INSTRUCTIONS TO FOLLOW: For the material below, count the lines containing "this" and reply with the number alone.

BEGIN RECORDS SHOWN

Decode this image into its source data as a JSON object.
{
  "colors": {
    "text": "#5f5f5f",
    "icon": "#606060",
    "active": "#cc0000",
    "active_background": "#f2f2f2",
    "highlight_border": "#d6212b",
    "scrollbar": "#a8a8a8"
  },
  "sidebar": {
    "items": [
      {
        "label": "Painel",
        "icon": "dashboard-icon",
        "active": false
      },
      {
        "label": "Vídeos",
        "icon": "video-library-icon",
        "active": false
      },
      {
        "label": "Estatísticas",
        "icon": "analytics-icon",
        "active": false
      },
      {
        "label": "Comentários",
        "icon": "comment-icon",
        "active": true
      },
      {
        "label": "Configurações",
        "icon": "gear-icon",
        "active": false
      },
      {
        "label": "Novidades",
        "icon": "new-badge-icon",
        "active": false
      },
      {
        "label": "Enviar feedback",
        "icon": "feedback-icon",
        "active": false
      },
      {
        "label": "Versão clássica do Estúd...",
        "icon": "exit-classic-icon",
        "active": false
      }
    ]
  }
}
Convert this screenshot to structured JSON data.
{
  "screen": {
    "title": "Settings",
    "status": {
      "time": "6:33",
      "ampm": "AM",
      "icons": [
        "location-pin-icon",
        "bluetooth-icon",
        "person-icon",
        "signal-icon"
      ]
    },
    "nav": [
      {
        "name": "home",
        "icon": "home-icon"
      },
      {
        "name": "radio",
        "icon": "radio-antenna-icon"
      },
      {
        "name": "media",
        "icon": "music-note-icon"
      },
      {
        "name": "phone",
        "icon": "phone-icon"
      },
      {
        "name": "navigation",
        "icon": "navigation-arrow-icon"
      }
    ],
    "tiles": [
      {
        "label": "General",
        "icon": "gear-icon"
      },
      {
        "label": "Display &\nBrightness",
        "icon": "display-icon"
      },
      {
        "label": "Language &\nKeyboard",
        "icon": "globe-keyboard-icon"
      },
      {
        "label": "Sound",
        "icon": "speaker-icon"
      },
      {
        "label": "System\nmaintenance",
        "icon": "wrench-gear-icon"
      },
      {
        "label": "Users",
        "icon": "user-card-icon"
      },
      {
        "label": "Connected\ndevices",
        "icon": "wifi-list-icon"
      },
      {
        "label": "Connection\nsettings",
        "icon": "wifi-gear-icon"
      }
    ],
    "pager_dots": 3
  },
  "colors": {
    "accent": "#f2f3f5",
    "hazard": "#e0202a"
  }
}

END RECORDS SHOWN

RESPONSE: 2